Get Legal Help Today
Secured with SHA-256 Encryption
We closed on a house in PA on September 3rd. We moved in on Sept 21st and tried to turn on the gas on the 23rd. The gas company said they couldn’t because there was a leak in the pipe from the service line to the house. We don’t know when the gas was turned off but we’re under the impression the previous owners lived there until closing. We have the listing photos which show dead grass, one indication there was a gas leak. It was not disclosed or found during the home inspection. Do we have any legal recourse to recover the cost of fixing the pipeline from the previous homeowners?
Asked on September 24, 2019 under Real Estate Law, Pennsylvania
M.D., Member, California and New York Bar / FreeAdvice Contributing Attorney
Answered 2 years ago | Contributor
You can sue the seller for fraud if you can prove that they knew of the leak (or should have reasonably knew of it). If the did not knew, then you have no claim here. Much the same can be said regarding the home inspector but in that case you could sue for negligence.
SJZ, Member, New York Bar / FreeAdvice Contributing Attorney
Answered 3 years ago | Contributor
If you can show that the seller either knew or, based on the circcumstances or evidence logically must have known, of the leak, you can them based on fraud: it is fraud to not disclose a known problem with the home. In this event, you could get compensation for any costs you incur to fix the problem..

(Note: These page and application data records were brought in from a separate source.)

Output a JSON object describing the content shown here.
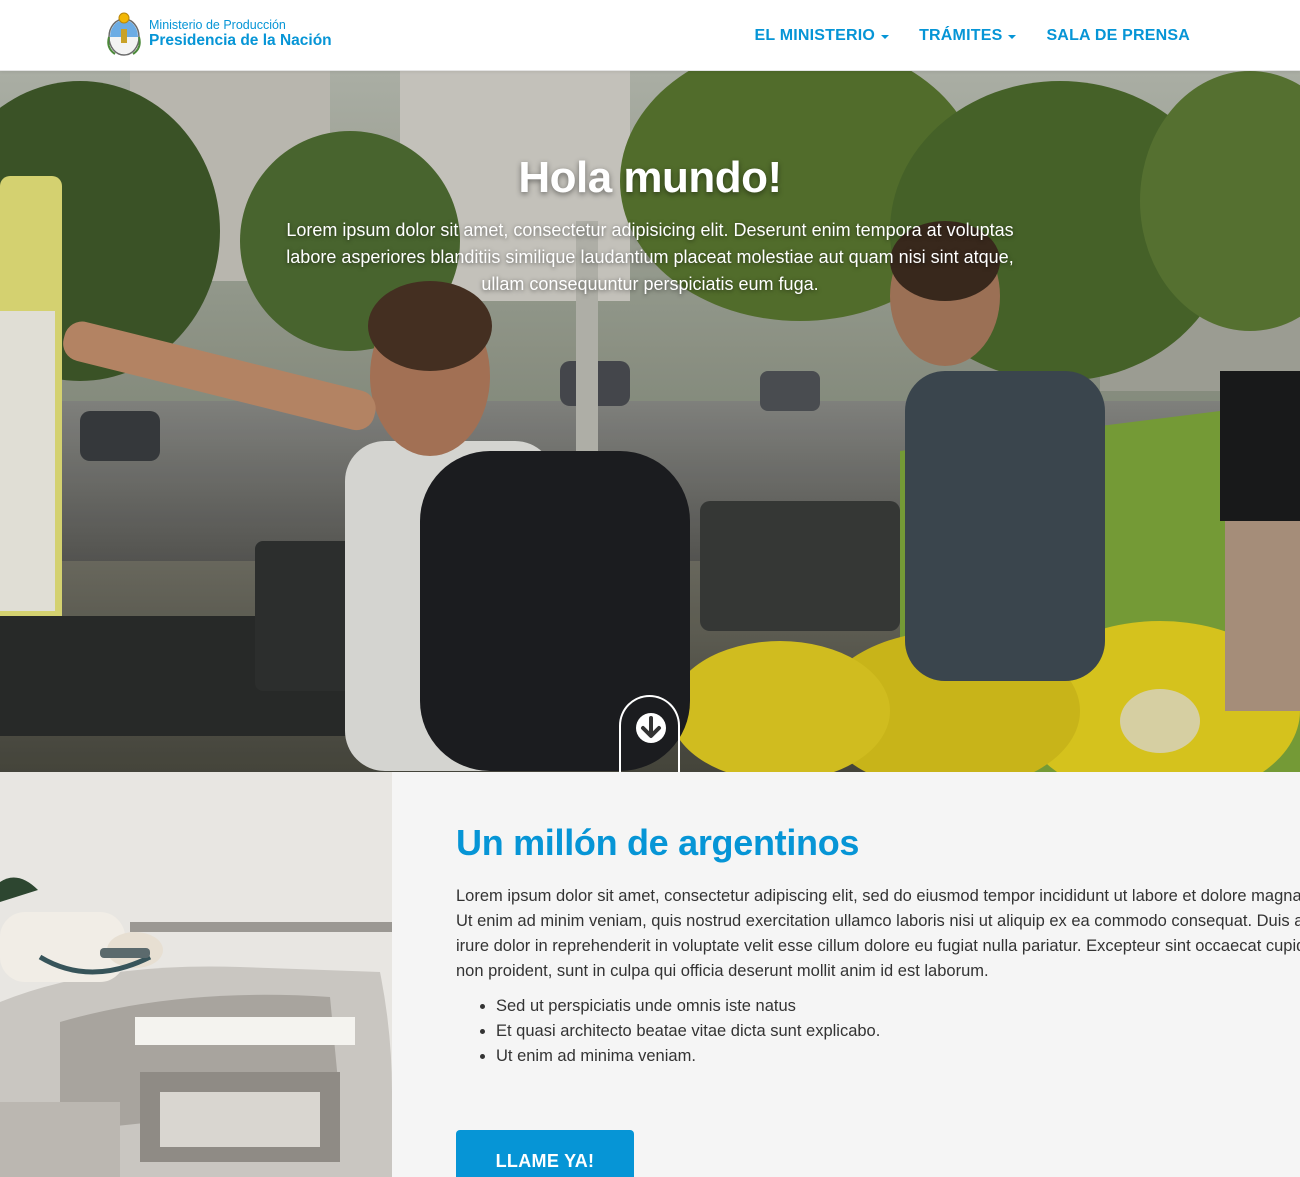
{
  "header": {
    "brand_line1": "Ministerio de Producción",
    "brand_line2": "Presidencia de la Nación",
    "nav": [
      {
        "label": "EL MINISTERIO"
      },
      {
        "label": "TRÁMITES"
      },
      {
        "label": "SALA DE PRENSA"
      }
    ]
  },
  "hero": {
    "title": "Hola mundo!",
    "lead": "Lorem ipsum dolor sit amet, consectetur adipisicing elit. Deserunt enim tempora at voluptas labore asperiores blanditiis similique laudantium placeat molestiae aut quam nisi sint atque, ullam consequuntur perspiciatis eum fuga.",
    "scroll_icon": "arrow-down-icon"
  },
  "section": {
    "title": "Un millón de argentinos",
    "text": "Lorem ipsum dolor sit amet, consectetur adipiscing elit, sed do eiusmod tempor incididunt ut labore et dolore magna aliqua. Ut enim ad minim veniam, quis nostrud exercitation ullamco laboris nisi ut aliquip ex ea commodo consequat. Duis aute irure dolor in reprehenderit in voluptate velit esse cillum dolore eu fugiat nulla pariatur. Excepteur sint occaecat cupidatat non proident, sunt in culpa qui officia deserunt mollit anim id est laborum.",
    "list": [
      "Sed ut perspiciatis unde omnis iste natus",
      "Et quasi architecto beatae vitae dicta sunt explicabo.",
      "Ut enim ad minima veniam."
    ],
    "cta_label": "LLAME YA!"
  },
  "colors": {
    "accent": "#0695d6",
    "hero_text": "#ffffff",
    "section_bg": "#f5f5f5"
  }
}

IMPORTANT NOTICE: The Answer(s) provided above are for general information only. The attorney providing the answer was not serving as the attorney for the person submitting the question or in any attorney-client relationship with such person. Laws may vary from state to state, and sometimes change. Tiny variations in the facts, or a fact not set forth in a question, often can change a legal outcome or an attorney's conclusion. Although AttorneyPages.com has verified the attorney was admitted to practice law in at least one jurisdiction, he or she may not be authorized to practice law in the jurisdiction referred to in the question, nor is he or she necessarily experienced in the area of the law involved. Unlike the information in the Answer(s) above, upon which you should NOT rely, for personal advice you can rely upon we suggest you retain an attorney to represent you.